TASK TO CARRY OUT:
Return only the number of lines in the data below where the word "channel" appears.
****************
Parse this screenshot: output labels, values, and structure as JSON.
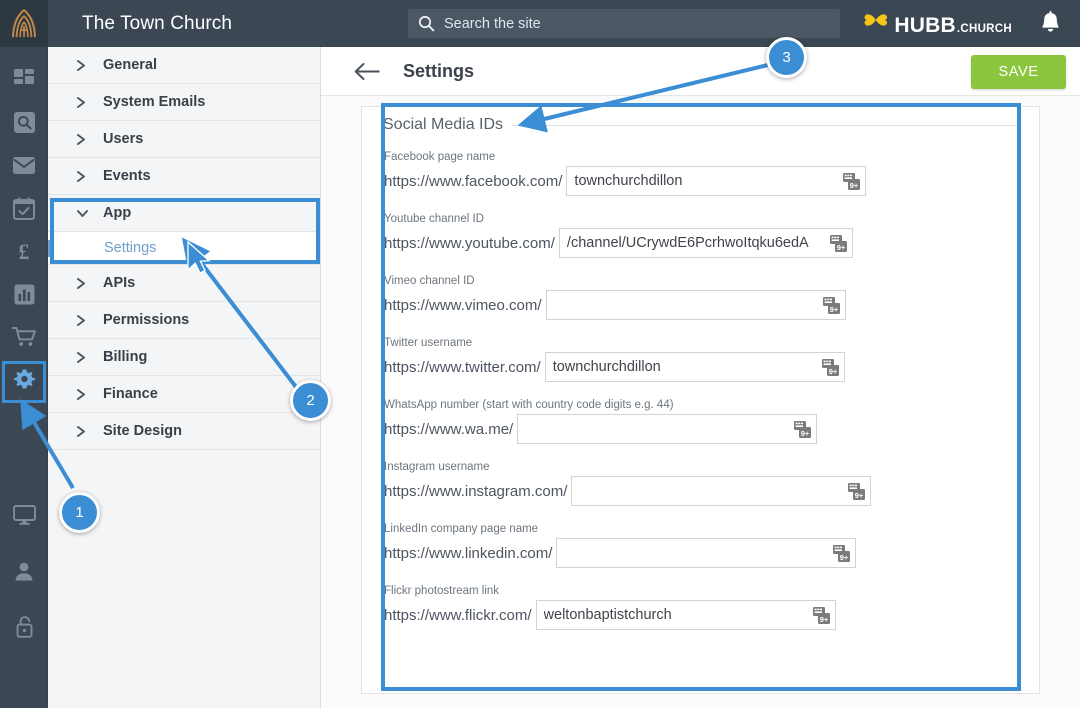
{
  "topbar": {
    "site_title": "The Town Church",
    "logo_icon": "church-arch-cross-icon",
    "search": {
      "placeholder": "Search the site",
      "value": "",
      "icon": "search-icon"
    },
    "product_logo": {
      "mark_icon": "hubb-butterfly-icon",
      "word": "HUBB",
      "tld": ".CHURCH",
      "mark_color": "#f5c518"
    },
    "notifications_icon": "bell-icon",
    "background_color": "#3b4753"
  },
  "rail": {
    "items": [
      {
        "icon": "dashboard-grid-icon",
        "active": false
      },
      {
        "icon": "search-square-icon",
        "active": false
      },
      {
        "icon": "mail-envelope-icon",
        "active": false
      },
      {
        "icon": "calendar-check-icon",
        "active": false
      },
      {
        "icon": "pound-currency-icon",
        "active": false
      },
      {
        "icon": "bar-chart-icon",
        "active": false
      },
      {
        "icon": "shopping-cart-icon",
        "active": false
      },
      {
        "icon": "gear-settings-icon",
        "active": true
      }
    ],
    "bottom_items": [
      {
        "icon": "monitor-display-icon",
        "active": false
      },
      {
        "icon": "user-person-icon",
        "active": false
      },
      {
        "icon": "padlock-unlocked-icon",
        "active": false
      }
    ],
    "active_outline_color": "#3b8ed4"
  },
  "sidebar": {
    "items": [
      {
        "label": "General",
        "caret": "chevron-right-icon",
        "expanded": false
      },
      {
        "label": "System Emails",
        "caret": "chevron-right-icon",
        "expanded": false
      },
      {
        "label": "Users",
        "caret": "chevron-right-icon",
        "expanded": false
      },
      {
        "label": "Events",
        "caret": "chevron-right-icon",
        "expanded": false
      },
      {
        "label": "App",
        "caret": "chevron-down-icon",
        "expanded": true
      },
      {
        "label": "APIs",
        "caret": "chevron-right-icon",
        "expanded": false
      },
      {
        "label": "Permissions",
        "caret": "chevron-right-icon",
        "expanded": false
      },
      {
        "label": "Billing",
        "caret": "chevron-right-icon",
        "expanded": false
      },
      {
        "label": "Finance",
        "caret": "chevron-right-icon",
        "expanded": false
      },
      {
        "label": "Site Design",
        "caret": "chevron-right-icon",
        "expanded": false
      }
    ],
    "sub_item": {
      "label": "Settings",
      "parent": "App",
      "selected": true
    }
  },
  "page": {
    "back_icon": "arrow-left-icon",
    "title": "Settings",
    "save_label": "SAVE",
    "save_color": "#8cc63e"
  },
  "form": {
    "legend": "Social Media IDs",
    "fields": [
      {
        "label": "Facebook page name",
        "prefix": "https://www.facebook.com/",
        "value": "townchurchdillon",
        "placeholder": "",
        "input_width": 300,
        "icon": "keyboard-input-icon"
      },
      {
        "label": "Youtube channel ID",
        "prefix": "https://www.youtube.com/",
        "value": "/channel/UCrywdE6PcrhwoItqku6edA",
        "placeholder": "",
        "input_width": 294,
        "icon": "keyboard-input-icon"
      },
      {
        "label": "Vimeo channel ID",
        "prefix": "https://www.vimeo.com/",
        "value": "",
        "placeholder": "",
        "input_width": 300,
        "icon": "keyboard-input-icon"
      },
      {
        "label": "Twitter username",
        "prefix": "https://www.twitter.com/",
        "value": "townchurchdillon",
        "placeholder": "",
        "input_width": 300,
        "icon": "keyboard-input-icon"
      },
      {
        "label": "WhatsApp number (start with country code digits e.g. 44)",
        "prefix": "https://www.wa.me/",
        "value": "",
        "placeholder": "",
        "input_width": 300,
        "icon": "keyboard-input-icon"
      },
      {
        "label": "Instagram username",
        "prefix": "https://www.instagram.com/",
        "value": "",
        "placeholder": "",
        "input_width": 300,
        "icon": "keyboard-input-icon"
      },
      {
        "label": "LinkedIn company page name",
        "prefix": "https://www.linkedin.com/",
        "value": "",
        "placeholder": "",
        "input_width": 300,
        "icon": "keyboard-input-icon"
      },
      {
        "label": "Flickr photostream link",
        "prefix": "https://www.flickr.com/",
        "value": "weltonbaptistchurch",
        "placeholder": "",
        "input_width": 300,
        "icon": "keyboard-input-icon"
      }
    ]
  },
  "annotations": {
    "accent_color": "#3b8ed4",
    "markers": [
      {
        "number": "1",
        "target": "gear-settings-icon"
      },
      {
        "number": "2",
        "target": "sidebar-sub-item-settings"
      },
      {
        "number": "3",
        "target": "social-media-ids-card"
      }
    ],
    "cursor": "mouse-pointer"
  }
}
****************
SOLUTION FOR THIS EXERCISE:
3